<<<<
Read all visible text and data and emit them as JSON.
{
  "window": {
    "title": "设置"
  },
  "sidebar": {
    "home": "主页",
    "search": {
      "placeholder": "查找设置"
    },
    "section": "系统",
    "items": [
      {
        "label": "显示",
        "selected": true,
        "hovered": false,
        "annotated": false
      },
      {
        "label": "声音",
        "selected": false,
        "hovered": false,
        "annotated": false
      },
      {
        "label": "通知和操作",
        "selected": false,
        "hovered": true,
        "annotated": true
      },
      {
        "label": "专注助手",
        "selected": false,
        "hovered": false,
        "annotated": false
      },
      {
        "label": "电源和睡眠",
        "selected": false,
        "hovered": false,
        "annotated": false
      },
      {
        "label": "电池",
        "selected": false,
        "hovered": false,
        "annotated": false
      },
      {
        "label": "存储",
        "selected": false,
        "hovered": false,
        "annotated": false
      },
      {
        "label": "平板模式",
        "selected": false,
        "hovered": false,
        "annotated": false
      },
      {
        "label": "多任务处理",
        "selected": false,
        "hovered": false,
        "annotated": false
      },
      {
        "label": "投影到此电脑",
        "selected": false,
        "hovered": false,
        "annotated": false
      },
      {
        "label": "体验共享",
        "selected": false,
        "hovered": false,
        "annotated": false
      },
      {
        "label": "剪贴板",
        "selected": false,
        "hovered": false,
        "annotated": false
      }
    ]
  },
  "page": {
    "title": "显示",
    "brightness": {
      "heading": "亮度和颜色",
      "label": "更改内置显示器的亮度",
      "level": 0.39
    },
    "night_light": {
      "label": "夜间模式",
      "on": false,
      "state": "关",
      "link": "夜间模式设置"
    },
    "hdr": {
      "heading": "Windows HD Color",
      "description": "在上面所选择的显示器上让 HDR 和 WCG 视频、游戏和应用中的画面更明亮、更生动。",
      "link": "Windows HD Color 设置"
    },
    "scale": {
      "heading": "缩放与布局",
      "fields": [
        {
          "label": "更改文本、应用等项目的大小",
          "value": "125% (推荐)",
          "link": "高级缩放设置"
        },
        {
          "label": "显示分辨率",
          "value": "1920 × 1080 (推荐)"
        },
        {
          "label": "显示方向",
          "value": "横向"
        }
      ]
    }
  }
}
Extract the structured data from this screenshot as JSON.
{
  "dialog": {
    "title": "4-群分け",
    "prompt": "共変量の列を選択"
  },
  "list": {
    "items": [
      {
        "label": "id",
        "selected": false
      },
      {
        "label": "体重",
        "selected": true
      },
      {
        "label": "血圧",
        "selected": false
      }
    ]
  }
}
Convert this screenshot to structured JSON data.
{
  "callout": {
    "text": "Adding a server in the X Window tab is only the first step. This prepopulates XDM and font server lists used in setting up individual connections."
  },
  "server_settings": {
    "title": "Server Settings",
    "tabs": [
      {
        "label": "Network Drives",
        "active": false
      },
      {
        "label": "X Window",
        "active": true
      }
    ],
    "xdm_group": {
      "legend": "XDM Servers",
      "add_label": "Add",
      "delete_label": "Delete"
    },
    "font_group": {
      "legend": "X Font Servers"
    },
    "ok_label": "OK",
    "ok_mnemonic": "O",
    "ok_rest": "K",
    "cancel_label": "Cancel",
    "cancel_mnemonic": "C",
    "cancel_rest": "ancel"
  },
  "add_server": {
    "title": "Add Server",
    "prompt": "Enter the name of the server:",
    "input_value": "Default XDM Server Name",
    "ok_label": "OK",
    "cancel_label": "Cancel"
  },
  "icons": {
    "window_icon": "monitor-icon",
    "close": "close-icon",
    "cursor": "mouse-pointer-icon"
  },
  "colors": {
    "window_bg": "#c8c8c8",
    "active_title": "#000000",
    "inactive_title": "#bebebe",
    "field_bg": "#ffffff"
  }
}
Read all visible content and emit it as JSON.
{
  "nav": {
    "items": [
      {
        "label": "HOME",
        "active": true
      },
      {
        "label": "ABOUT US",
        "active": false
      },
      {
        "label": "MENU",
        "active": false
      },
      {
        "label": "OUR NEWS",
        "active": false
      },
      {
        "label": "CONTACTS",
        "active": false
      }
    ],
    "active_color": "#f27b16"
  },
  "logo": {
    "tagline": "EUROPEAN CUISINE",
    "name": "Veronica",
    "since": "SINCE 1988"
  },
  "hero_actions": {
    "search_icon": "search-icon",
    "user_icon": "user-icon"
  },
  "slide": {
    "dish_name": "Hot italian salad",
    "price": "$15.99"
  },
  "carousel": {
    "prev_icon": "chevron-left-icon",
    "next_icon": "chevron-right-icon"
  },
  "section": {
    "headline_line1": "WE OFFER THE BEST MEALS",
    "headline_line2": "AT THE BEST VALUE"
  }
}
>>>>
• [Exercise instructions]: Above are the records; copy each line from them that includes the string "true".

• [Response to the exercise]:
        "selected": true,
        "hovered": true,
        "annotated": true
        "selected": true
        "active": true
        "active": true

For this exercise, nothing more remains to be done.